Each great Cal team has had a pretty definitive leader, and it’s typically been someone experienced. In 2010, Patrick Patterson helped guide the young guys until the freshmen class became a juggernaut. In 2012, Darius Miller hit huge shots and steadied that team throughout its championship season. In 2015, Willie Cauley-Stein, who also played football in high school, anchored the defense and gave that team an edge that the freshman class lacked a little despite its talent. The Harrisons did much the same that season. Obviously, Cal truly leads every team, and whoever ends up running the offense — more than likely Ashton Hagans this year — has a significant leadership role on the court. But which guys will lead in making this team the best version of itself remains to be seen.
Now, let me stop here and say — this does not mean I think Kentucky will lack leadership this season. Quite the opposite, actually. I just think it will be interesting and important to see who emerges as the leader of this year’s group, and we don’t necessarily know where that will come from since the team is so strong across the board.
There are a few ways it could go. Reid Travis will be the most experienced player on the team, but is new to the system and wasn’t part of a winning culture at Stanford. Quade Green will have the ball a lot early in the year as the new backcourt learns, but fans generally expect one or even both of the freshman point guards to pass him up as the season goes on. Even then, Hagans is incredibly talented, but as a guy who reclassified he may be too young to lean on too much. Keldon Johnson has literally been described as someone who eats human souls, but he’ll need time to come along with the rest of the squad and probably an antacid.
So that leaves PJ Washington as the seemingly clear answer to who will be the true leader of this group. He’s the most experienced in the Kentucky system, will surely be a focus of the offense, and will, along with Johnson and Travis, give the team the toughness it will need to fight through the battles that literally start with the season’s opening tip this year. And, between the way last season ended for him and his needing to improve for the NBA, PJ should be plenty hungry enough to show the new Cats what it takes to get their team and themselves to the next level. Quade and Travis will be important to getting the young guys ready for big time basketball, and Hagans, Johnson and EJ Montgomery are obscenely talented and will be huge pieces of the 2018-19 Cats’ success. But it’s Washington who needs to be the team’s rock.
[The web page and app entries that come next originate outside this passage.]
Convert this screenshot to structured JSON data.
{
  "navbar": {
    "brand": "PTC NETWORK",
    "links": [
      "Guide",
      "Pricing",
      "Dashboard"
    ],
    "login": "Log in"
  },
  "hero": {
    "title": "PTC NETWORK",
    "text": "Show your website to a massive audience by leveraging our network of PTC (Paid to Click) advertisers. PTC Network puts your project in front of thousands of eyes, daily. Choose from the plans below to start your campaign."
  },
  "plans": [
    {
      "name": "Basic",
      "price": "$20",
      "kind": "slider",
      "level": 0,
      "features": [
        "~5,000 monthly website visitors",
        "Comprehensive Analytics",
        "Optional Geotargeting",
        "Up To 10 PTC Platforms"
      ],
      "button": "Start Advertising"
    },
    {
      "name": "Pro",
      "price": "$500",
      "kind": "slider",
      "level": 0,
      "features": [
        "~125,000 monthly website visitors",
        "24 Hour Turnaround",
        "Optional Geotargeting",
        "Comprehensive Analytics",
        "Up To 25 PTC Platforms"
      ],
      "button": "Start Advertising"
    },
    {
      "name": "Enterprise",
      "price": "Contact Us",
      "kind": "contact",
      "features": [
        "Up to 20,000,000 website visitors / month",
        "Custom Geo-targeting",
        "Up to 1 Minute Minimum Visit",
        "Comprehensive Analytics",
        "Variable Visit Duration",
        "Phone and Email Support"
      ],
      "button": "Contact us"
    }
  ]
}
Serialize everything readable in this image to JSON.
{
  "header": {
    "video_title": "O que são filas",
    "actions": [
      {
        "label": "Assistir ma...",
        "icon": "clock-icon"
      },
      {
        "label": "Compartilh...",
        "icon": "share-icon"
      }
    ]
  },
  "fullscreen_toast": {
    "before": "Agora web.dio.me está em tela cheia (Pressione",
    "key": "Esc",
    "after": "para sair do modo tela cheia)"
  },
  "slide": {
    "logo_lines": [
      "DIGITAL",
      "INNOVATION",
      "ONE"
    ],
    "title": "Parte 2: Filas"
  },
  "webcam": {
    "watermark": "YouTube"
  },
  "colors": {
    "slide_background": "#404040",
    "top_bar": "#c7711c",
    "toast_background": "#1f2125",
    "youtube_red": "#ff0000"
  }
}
Experience in and of itself is not critical to winning in the tournament. It is critical, however, to have guys who can show their talented new teammates — the ones who may ultimately carry the team through March – how to become winning Kentucky basketball players along the way. Everyone plays a role in that process, but PJ can, and should, be The Guy that leads this team. Whether he is or not will be a big part of the story of this edition of the Cats. I think he’ll be all that and more, and one of the main reasons Kentucky will need to make room in the rafters come next April.